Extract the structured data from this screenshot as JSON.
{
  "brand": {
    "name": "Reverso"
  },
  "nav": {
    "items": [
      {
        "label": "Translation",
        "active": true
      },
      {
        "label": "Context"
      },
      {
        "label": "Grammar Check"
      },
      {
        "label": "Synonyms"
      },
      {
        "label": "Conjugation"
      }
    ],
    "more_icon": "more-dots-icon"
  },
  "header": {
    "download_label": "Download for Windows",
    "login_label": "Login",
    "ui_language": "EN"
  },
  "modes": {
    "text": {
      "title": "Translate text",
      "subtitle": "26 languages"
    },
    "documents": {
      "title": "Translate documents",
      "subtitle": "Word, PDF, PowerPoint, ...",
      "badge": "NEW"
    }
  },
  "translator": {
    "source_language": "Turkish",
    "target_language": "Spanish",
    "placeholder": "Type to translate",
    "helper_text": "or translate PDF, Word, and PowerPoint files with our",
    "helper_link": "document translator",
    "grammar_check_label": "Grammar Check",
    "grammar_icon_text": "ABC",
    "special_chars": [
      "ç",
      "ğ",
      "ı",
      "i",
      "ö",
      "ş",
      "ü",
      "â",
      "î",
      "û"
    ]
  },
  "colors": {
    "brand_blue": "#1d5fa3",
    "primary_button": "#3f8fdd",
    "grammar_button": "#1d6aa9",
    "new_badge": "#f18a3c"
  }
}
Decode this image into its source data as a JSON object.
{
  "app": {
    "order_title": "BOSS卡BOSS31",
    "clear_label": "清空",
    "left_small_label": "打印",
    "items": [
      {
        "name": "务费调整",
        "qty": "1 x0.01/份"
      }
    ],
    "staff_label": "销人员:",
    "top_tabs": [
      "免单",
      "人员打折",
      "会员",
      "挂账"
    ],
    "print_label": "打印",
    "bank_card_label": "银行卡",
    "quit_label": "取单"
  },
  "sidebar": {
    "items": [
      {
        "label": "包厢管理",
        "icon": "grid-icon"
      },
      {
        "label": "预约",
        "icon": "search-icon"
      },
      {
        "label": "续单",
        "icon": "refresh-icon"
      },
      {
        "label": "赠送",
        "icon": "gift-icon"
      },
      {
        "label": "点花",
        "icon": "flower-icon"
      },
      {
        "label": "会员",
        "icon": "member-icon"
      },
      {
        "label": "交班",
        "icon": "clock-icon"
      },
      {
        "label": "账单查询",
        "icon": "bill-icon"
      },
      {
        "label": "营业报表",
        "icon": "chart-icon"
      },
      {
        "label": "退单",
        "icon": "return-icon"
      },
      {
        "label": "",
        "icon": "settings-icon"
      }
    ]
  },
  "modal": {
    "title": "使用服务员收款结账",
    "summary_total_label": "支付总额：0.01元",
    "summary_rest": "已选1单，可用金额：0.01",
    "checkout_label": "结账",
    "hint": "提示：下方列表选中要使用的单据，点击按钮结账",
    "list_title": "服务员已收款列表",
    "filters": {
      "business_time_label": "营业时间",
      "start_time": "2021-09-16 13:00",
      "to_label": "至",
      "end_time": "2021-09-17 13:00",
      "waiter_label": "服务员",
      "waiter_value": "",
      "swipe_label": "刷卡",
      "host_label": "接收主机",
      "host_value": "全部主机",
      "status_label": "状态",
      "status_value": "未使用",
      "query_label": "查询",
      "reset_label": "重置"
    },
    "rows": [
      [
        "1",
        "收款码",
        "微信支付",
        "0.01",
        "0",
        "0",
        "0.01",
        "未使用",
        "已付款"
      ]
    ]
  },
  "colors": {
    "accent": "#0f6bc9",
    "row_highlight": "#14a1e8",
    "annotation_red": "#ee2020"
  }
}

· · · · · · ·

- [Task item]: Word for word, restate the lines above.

- [Written answer]:
Extract the structured data from this screenshot as JSON.
{
  "brand": {
    "name": "Reverso"
  },
  "nav": {
    "items": [
      {
        "label": "Translation",
        "active": true
      },
      {
        "label": "Context"
      },
      {
        "label": "Grammar Check"
      },
      {
        "label": "Synonyms"
      },
      {
        "label": "Conjugation"
      }
    ],
    "more_icon": "more-dots-icon"
  },
  "header": {
    "download_label": "Download for Windows",
    "login_label": "Login",
    "ui_language": "EN"
  },
  "modes": {
    "text": {
      "title": "Translate text",
      "subtitle": "26 languages"
    },
    "documents": {
      "title": "Translate documents",
      "subtitle": "Word, PDF, PowerPoint, ...",
      "badge": "NEW"
    }
  },
  "translator": {
    "source_language": "Turkish",
    "target_language": "Spanish",
    "placeholder": "Type to translate",
    "helper_text": "or translate PDF, Word, and PowerPoint files with our",
    "helper_link": "document translator",
    "grammar_check_label": "Grammar Check",
    "grammar_icon_text": "ABC",
    "special_chars": [
      "ç",
      "ğ",
      "ı",
      "i",
      "ö",
      "ş",
      "ü",
      "â",
      "î",
      "û"
    ]
  },
  "colors": {
    "brand_blue": "#1d5fa3",
    "primary_button": "#3f8fdd",
    "grammar_button": "#1d6aa9",
    "new_badge": "#f18a3c"
  }
}
Decode this image into its source data as a JSON object.
{
  "app": {
    "order_title": "BOSS卡BOSS31",
    "clear_label": "清空",
    "left_small_label": "打印",
    "items": [
      {
        "name": "务费调整",
        "qty": "1 x0.01/份"
      }
    ],
    "staff_label": "销人员:",
    "top_tabs": [
      "免单",
      "人员打折",
      "会员",
      "挂账"
    ],
    "print_label": "打印",
    "bank_card_label": "银行卡",
    "quit_label": "取单"
  },
  "sidebar": {
    "items": [
      {
        "label": "包厢管理",
        "icon": "grid-icon"
      },
      {
        "label": "预约",
        "icon": "search-icon"
      },
      {
        "label": "续单",
        "icon": "refresh-icon"
      },
      {
        "label": "赠送",
        "icon": "gift-icon"
      },
      {
        "label": "点花",
        "icon": "flower-icon"
      },
      {
        "label": "会员",
        "icon": "member-icon"
      },
      {
        "label": "交班",
        "icon": "clock-icon"
      },
      {
        "label": "账单查询",
        "icon": "bill-icon"
      },
      {
        "label": "营业报表",
        "icon": "chart-icon"
      },
      {
        "label": "退单",
        "icon": "return-icon"
      },
      {
        "label": "",
        "icon": "settings-icon"
      }
    ]
  },
  "modal": {
    "title": "使用服务员收款结账",
    "summary_total_label": "支付总额：0.01元",
    "summary_rest": "已选1单，可用金额：0.01",
    "checkout_label": "结账",
    "hint": "提示：下方列表选中要使用的单据，点击按钮结账",
    "list_title": "服务员已收款列表",
    "filters": {
      "business_time_label": "营业时间",
      "start_time": "2021-09-16 13:00",
      "to_label": "至",
      "end_time": "2021-09-17 13:00",
      "waiter_label": "服务员",
      "waiter_value": "",
      "swipe_label": "刷卡",
      "host_label": "接收主机",
      "host_value": "全部主机",
      "status_label": "状态",
      "status_value": "未使用",
      "query_label": "查询",
      "reset_label": "重置"
    },
    "rows": [
      [
        "1",
        "收款码",
        "微信支付",
        "0.01",
        "0",
        "0",
        "0.01",
        "未使用",
        "已付款"
      ]
    ]
  },
  "colors": {
    "accent": "#0f6bc9",
    "row_highlight": "#14a1e8",
    "annotation_red": "#ee2020"
  }
}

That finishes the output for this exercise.